Family: Wife, Elizabeth; Children: Myles 18, Zoe 13,
P.J. 11, Meredith 9 and Paige 6.

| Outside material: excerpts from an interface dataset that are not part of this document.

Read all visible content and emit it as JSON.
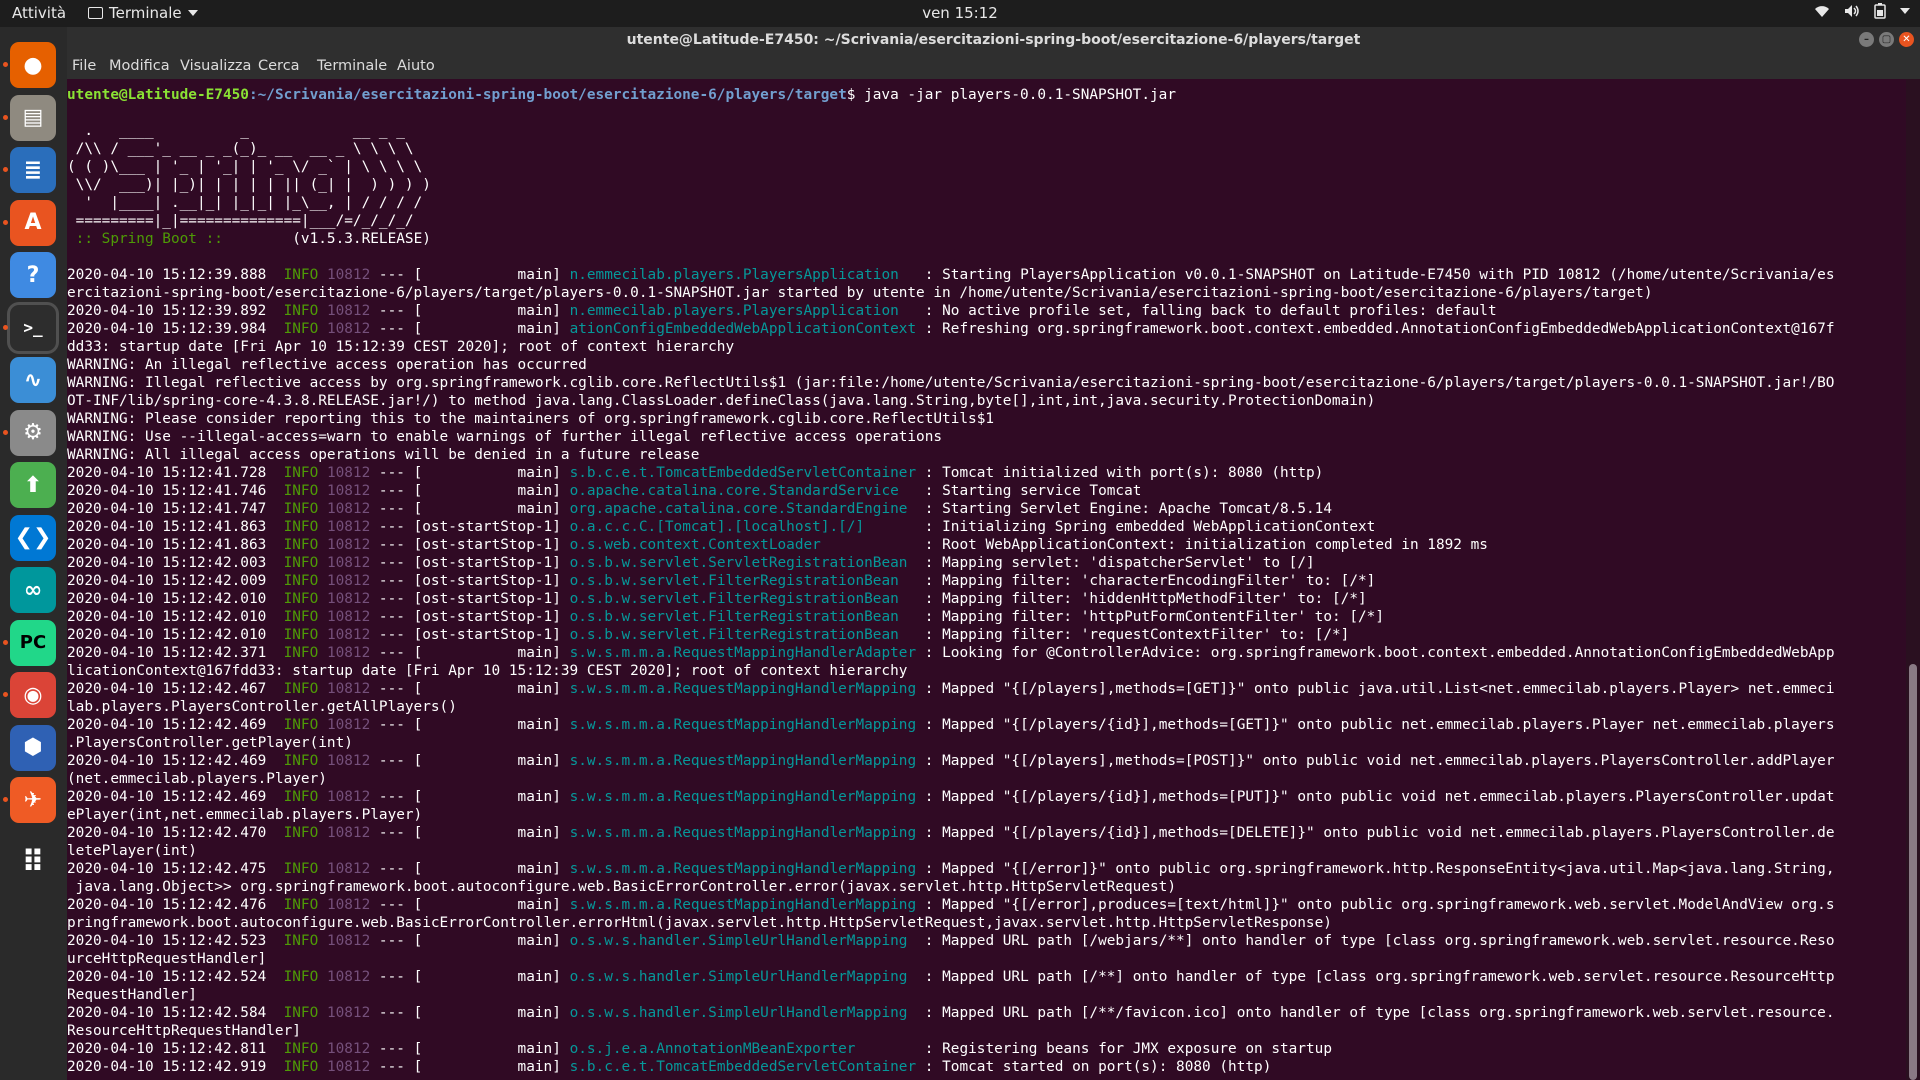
{
  "topbar": {
    "activities": "Attività",
    "app_name": "Terminale",
    "clock": "ven 15:12"
  },
  "dock": {
    "items": [
      {
        "name": "firefox-icon",
        "color": "#e66000"
      },
      {
        "name": "files-icon",
        "color": "#8f8a80"
      },
      {
        "name": "writer-icon",
        "color": "#2a6ebb"
      },
      {
        "name": "software-icon",
        "color": "#e95420"
      },
      {
        "name": "help-icon",
        "color": "#3f8ae2"
      },
      {
        "name": "terminal-icon",
        "color": "#2d2d2d"
      },
      {
        "name": "monitor-icon",
        "color": "#3b8ed6"
      },
      {
        "name": "settings-icon",
        "color": "#8a8a8a"
      },
      {
        "name": "package-icon",
        "color": "#4caf50"
      },
      {
        "name": "vscode-icon",
        "color": "#0078d4"
      },
      {
        "name": "arduino-icon",
        "color": "#00979c"
      },
      {
        "name": "pycharm-icon",
        "color": "#21d789"
      },
      {
        "name": "chrome-icon",
        "color": "#db4437"
      },
      {
        "name": "virtualbox-icon",
        "color": "#2f61b4"
      },
      {
        "name": "postman-icon",
        "color": "#ef5b25"
      },
      {
        "name": "app-grid-icon",
        "color": "#2a2a2a"
      }
    ]
  },
  "window": {
    "title": "utente@Latitude-E7450: ~/Scrivania/esercitazioni-spring-boot/esercitazione-6/players/target"
  },
  "menubar": {
    "items": [
      "File",
      "Modifica",
      "Visualizza",
      "Cerca",
      "Terminale",
      "Aiuto"
    ]
  },
  "terminal": {
    "prompt_user": "utente@Latitude-E7450",
    "prompt_path": ":~/Scrivania/esercitazioni-spring-boot/esercitazione-6/players/target",
    "prompt_sign": "$ ",
    "command": "java -jar players-0.0.1-SNAPSHOT.jar",
    "banner": [
      "  .   ____          _            __ _ _",
      " /\\\\ / ___'_ __ _ _(_)_ __  __ _ \\ \\ \\ \\",
      "( ( )\\___ | '_ | '_| | '_ \\/ _` | \\ \\ \\ \\",
      " \\\\/  ___)| |_)| | | | | || (_| |  ) ) ) )",
      "  '  |____| .__|_| |_|_| |_\\__, | / / / /",
      " =========|_|==============|___/=/_/_/_/"
    ],
    "spring_tag": " :: Spring Boot :: ",
    "spring_version": "       (v1.5.3.RELEASE)",
    "lines": [
      {
        "t": "log",
        "ts": "2020-04-10 15:12:39.888",
        "lvl": "INFO",
        "pid": "10812",
        "th": "[           main]",
        "lg": "n.emmecilab.players.PlayersApplication   ",
        "msg": ": Starting PlayersApplication v0.0.1-SNAPSHOT on Latitude-E7450 with PID 10812 (/home/utente/Scrivania/es"
      },
      {
        "t": "plain",
        "text": "ercitazioni-spring-boot/esercitazione-6/players/target/players-0.0.1-SNAPSHOT.jar started by utente in /home/utente/Scrivania/esercitazioni-spring-boot/esercitazione-6/players/target)"
      },
      {
        "t": "log",
        "ts": "2020-04-10 15:12:39.892",
        "lvl": "INFO",
        "pid": "10812",
        "th": "[           main]",
        "lg": "n.emmecilab.players.PlayersApplication   ",
        "msg": ": No active profile set, falling back to default profiles: default"
      },
      {
        "t": "log",
        "ts": "2020-04-10 15:12:39.984",
        "lvl": "INFO",
        "pid": "10812",
        "th": "[           main]",
        "lg": "ationConfigEmbeddedWebApplicationContext ",
        "msg": ": Refreshing org.springframework.boot.context.embedded.AnnotationConfigEmbeddedWebApplicationContext@167f"
      },
      {
        "t": "plain",
        "text": "dd33: startup date [Fri Apr 10 15:12:39 CEST 2020]; root of context hierarchy"
      },
      {
        "t": "plain",
        "text": "WARNING: An illegal reflective access operation has occurred"
      },
      {
        "t": "plain",
        "text": "WARNING: Illegal reflective access by org.springframework.cglib.core.ReflectUtils$1 (jar:file:/home/utente/Scrivania/esercitazioni-spring-boot/esercitazione-6/players/target/players-0.0.1-SNAPSHOT.jar!/BO"
      },
      {
        "t": "plain",
        "text": "OT-INF/lib/spring-core-4.3.8.RELEASE.jar!/) to method java.lang.ClassLoader.defineClass(java.lang.String,byte[],int,int,java.security.ProtectionDomain)"
      },
      {
        "t": "plain",
        "text": "WARNING: Please consider reporting this to the maintainers of org.springframework.cglib.core.ReflectUtils$1"
      },
      {
        "t": "plain",
        "text": "WARNING: Use --illegal-access=warn to enable warnings of further illegal reflective access operations"
      },
      {
        "t": "plain",
        "text": "WARNING: All illegal access operations will be denied in a future release"
      },
      {
        "t": "log",
        "ts": "2020-04-10 15:12:41.728",
        "lvl": "INFO",
        "pid": "10812",
        "th": "[           main]",
        "lg": "s.b.c.e.t.TomcatEmbeddedServletContainer ",
        "msg": ": Tomcat initialized with port(s): 8080 (http)"
      },
      {
        "t": "log",
        "ts": "2020-04-10 15:12:41.746",
        "lvl": "INFO",
        "pid": "10812",
        "th": "[           main]",
        "lg": "o.apache.catalina.core.StandardService   ",
        "msg": ": Starting service Tomcat"
      },
      {
        "t": "log",
        "ts": "2020-04-10 15:12:41.747",
        "lvl": "INFO",
        "pid": "10812",
        "th": "[           main]",
        "lg": "org.apache.catalina.core.StandardEngine  ",
        "msg": ": Starting Servlet Engine: Apache Tomcat/8.5.14"
      },
      {
        "t": "log",
        "ts": "2020-04-10 15:12:41.863",
        "lvl": "INFO",
        "pid": "10812",
        "th": "[ost-startStop-1]",
        "lg": "o.a.c.c.C.[Tomcat].[localhost].[/]       ",
        "msg": ": Initializing Spring embedded WebApplicationContext"
      },
      {
        "t": "log",
        "ts": "2020-04-10 15:12:41.863",
        "lvl": "INFO",
        "pid": "10812",
        "th": "[ost-startStop-1]",
        "lg": "o.s.web.context.ContextLoader            ",
        "msg": ": Root WebApplicationContext: initialization completed in 1892 ms"
      },
      {
        "t": "log",
        "ts": "2020-04-10 15:12:42.003",
        "lvl": "INFO",
        "pid": "10812",
        "th": "[ost-startStop-1]",
        "lg": "o.s.b.w.servlet.ServletRegistrationBean  ",
        "msg": ": Mapping servlet: 'dispatcherServlet' to [/]"
      },
      {
        "t": "log",
        "ts": "2020-04-10 15:12:42.009",
        "lvl": "INFO",
        "pid": "10812",
        "th": "[ost-startStop-1]",
        "lg": "o.s.b.w.servlet.FilterRegistrationBean   ",
        "msg": ": Mapping filter: 'characterEncodingFilter' to: [/*]"
      },
      {
        "t": "log",
        "ts": "2020-04-10 15:12:42.010",
        "lvl": "INFO",
        "pid": "10812",
        "th": "[ost-startStop-1]",
        "lg": "o.s.b.w.servlet.FilterRegistrationBean   ",
        "msg": ": Mapping filter: 'hiddenHttpMethodFilter' to: [/*]"
      },
      {
        "t": "log",
        "ts": "2020-04-10 15:12:42.010",
        "lvl": "INFO",
        "pid": "10812",
        "th": "[ost-startStop-1]",
        "lg": "o.s.b.w.servlet.FilterRegistrationBean   ",
        "msg": ": Mapping filter: 'httpPutFormContentFilter' to: [/*]"
      },
      {
        "t": "log",
        "ts": "2020-04-10 15:12:42.010",
        "lvl": "INFO",
        "pid": "10812",
        "th": "[ost-startStop-1]",
        "lg": "o.s.b.w.servlet.FilterRegistrationBean   ",
        "msg": ": Mapping filter: 'requestContextFilter' to: [/*]"
      },
      {
        "t": "log",
        "ts": "2020-04-10 15:12:42.371",
        "lvl": "INFO",
        "pid": "10812",
        "th": "[           main]",
        "lg": "s.w.s.m.m.a.RequestMappingHandlerAdapter ",
        "msg": ": Looking for @ControllerAdvice: org.springframework.boot.context.embedded.AnnotationConfigEmbeddedWebApp"
      },
      {
        "t": "plain",
        "text": "licationContext@167fdd33: startup date [Fri Apr 10 15:12:39 CEST 2020]; root of context hierarchy"
      },
      {
        "t": "log",
        "ts": "2020-04-10 15:12:42.467",
        "lvl": "INFO",
        "pid": "10812",
        "th": "[           main]",
        "lg": "s.w.s.m.m.a.RequestMappingHandlerMapping ",
        "msg": ": Mapped \"{[/players],methods=[GET]}\" onto public java.util.List<net.emmecilab.players.Player> net.emmeci"
      },
      {
        "t": "plain",
        "text": "lab.players.PlayersController.getAllPlayers()"
      },
      {
        "t": "log",
        "ts": "2020-04-10 15:12:42.469",
        "lvl": "INFO",
        "pid": "10812",
        "th": "[           main]",
        "lg": "s.w.s.m.m.a.RequestMappingHandlerMapping ",
        "msg": ": Mapped \"{[/players/{id}],methods=[GET]}\" onto public net.emmecilab.players.Player net.emmecilab.players"
      },
      {
        "t": "plain",
        "text": ".PlayersController.getPlayer(int)"
      },
      {
        "t": "log",
        "ts": "2020-04-10 15:12:42.469",
        "lvl": "INFO",
        "pid": "10812",
        "th": "[           main]",
        "lg": "s.w.s.m.m.a.RequestMappingHandlerMapping ",
        "msg": ": Mapped \"{[/players],methods=[POST]}\" onto public void net.emmecilab.players.PlayersController.addPlayer"
      },
      {
        "t": "plain",
        "text": "(net.emmecilab.players.Player)"
      },
      {
        "t": "log",
        "ts": "2020-04-10 15:12:42.469",
        "lvl": "INFO",
        "pid": "10812",
        "th": "[           main]",
        "lg": "s.w.s.m.m.a.RequestMappingHandlerMapping ",
        "msg": ": Mapped \"{[/players/{id}],methods=[PUT]}\" onto public void net.emmecilab.players.PlayersController.updat"
      },
      {
        "t": "plain",
        "text": "ePlayer(int,net.emmecilab.players.Player)"
      },
      {
        "t": "log",
        "ts": "2020-04-10 15:12:42.470",
        "lvl": "INFO",
        "pid": "10812",
        "th": "[           main]",
        "lg": "s.w.s.m.m.a.RequestMappingHandlerMapping ",
        "msg": ": Mapped \"{[/players/{id}],methods=[DELETE]}\" onto public void net.emmecilab.players.PlayersController.de"
      },
      {
        "t": "plain",
        "text": "letePlayer(int)"
      },
      {
        "t": "log",
        "ts": "2020-04-10 15:12:42.475",
        "lvl": "INFO",
        "pid": "10812",
        "th": "[           main]",
        "lg": "s.w.s.m.m.a.RequestMappingHandlerMapping ",
        "msg": ": Mapped \"{[/error]}\" onto public org.springframework.http.ResponseEntity<java.util.Map<java.lang.String,"
      },
      {
        "t": "plain",
        "text": " java.lang.Object>> org.springframework.boot.autoconfigure.web.BasicErrorController.error(javax.servlet.http.HttpServletRequest)"
      },
      {
        "t": "log",
        "ts": "2020-04-10 15:12:42.476",
        "lvl": "INFO",
        "pid": "10812",
        "th": "[           main]",
        "lg": "s.w.s.m.m.a.RequestMappingHandlerMapping ",
        "msg": ": Mapped \"{[/error],produces=[text/html]}\" onto public org.springframework.web.servlet.ModelAndView org.s"
      },
      {
        "t": "plain",
        "text": "pringframework.boot.autoconfigure.web.BasicErrorController.errorHtml(javax.servlet.http.HttpServletRequest,javax.servlet.http.HttpServletResponse)"
      },
      {
        "t": "log",
        "ts": "2020-04-10 15:12:42.523",
        "lvl": "INFO",
        "pid": "10812",
        "th": "[           main]",
        "lg": "o.s.w.s.handler.SimpleUrlHandlerMapping  ",
        "msg": ": Mapped URL path [/webjars/**] onto handler of type [class org.springframework.web.servlet.resource.Reso"
      },
      {
        "t": "plain",
        "text": "urceHttpRequestHandler]"
      },
      {
        "t": "log",
        "ts": "2020-04-10 15:12:42.524",
        "lvl": "INFO",
        "pid": "10812",
        "th": "[           main]",
        "lg": "o.s.w.s.handler.SimpleUrlHandlerMapping  ",
        "msg": ": Mapped URL path [/**] onto handler of type [class org.springframework.web.servlet.resource.ResourceHttp"
      },
      {
        "t": "plain",
        "text": "RequestHandler]"
      },
      {
        "t": "log",
        "ts": "2020-04-10 15:12:42.584",
        "lvl": "INFO",
        "pid": "10812",
        "th": "[           main]",
        "lg": "o.s.w.s.handler.SimpleUrlHandlerMapping  ",
        "msg": ": Mapped URL path [/**/favicon.ico] onto handler of type [class org.springframework.web.servlet.resource."
      },
      {
        "t": "plain",
        "text": "ResourceHttpRequestHandler]"
      },
      {
        "t": "log",
        "ts": "2020-04-10 15:12:42.811",
        "lvl": "INFO",
        "pid": "10812",
        "th": "[           main]",
        "lg": "o.s.j.e.a.AnnotationMBeanExporter        ",
        "msg": ": Registering beans for JMX exposure on startup"
      },
      {
        "t": "log",
        "ts": "2020-04-10 15:12:42.919",
        "lvl": "INFO",
        "pid": "10812",
        "th": "[           main]",
        "lg": "s.b.c.e.t.TomcatEmbeddedServletContainer ",
        "msg": ": Tomcat started on port(s): 8080 (http)"
      }
    ]
  }
}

Service: Enlisted in the Air Force after graduation.   Stationed at the Pentagon from 1987-1990.  Entered the U.S. Army Chaplain Corps as a reservist. Entered active duty as an army chaplain at Fort Bragg, NC. Deployed to Iraq, Southeast Baghdad with the 82nd Airborne Division, 2-505th Parachute Infantry Regiment (PIR).  Served in the Special Operations Psychological Operations Regiment (Airborne) deploying to Afghanistan twice.  From 2013-2015 stationed at Ft. Richardson, Alaska with the 4th Brigade Combat Team (Airborne), 25th Infantry Division, 1-40 Cavalry Regiment.  Deployed to Kosovo from 2014-2015.  The first 8.5 years I spent in the Active Duty Army were with Airborne and Special Operations.  I’ve made 29 Airborne Operation “Jumps” from C130s, C17, Chinook and Black Hawk Helicopters.  My most recent assignment was at Fort Carson, Colorado where I served as a Brigade Chaplain for the 4th Infantry Division Sustainment Brigade, and I recently returned from a 4 month deployment to Europe visiting Germany, Poland, Latvia, Romania, and Bulgaria.  I was the 4th Infantry Division (Forward-Deployed) Chaplain supervising Religious Support Operations for “Atlantic Resolve” to deter Russian aggression.  I have received the Bronze Star Medal for Iraq, the Combat Action Badge for being under fire, the target of the enemy in a war zone, and 3 Meritorious Service Awards. Besides being Airborne qualified, I have received Airborne wings from the following countries for performing Airborne Operations with them: Germany, Canada, Peru and Thailand.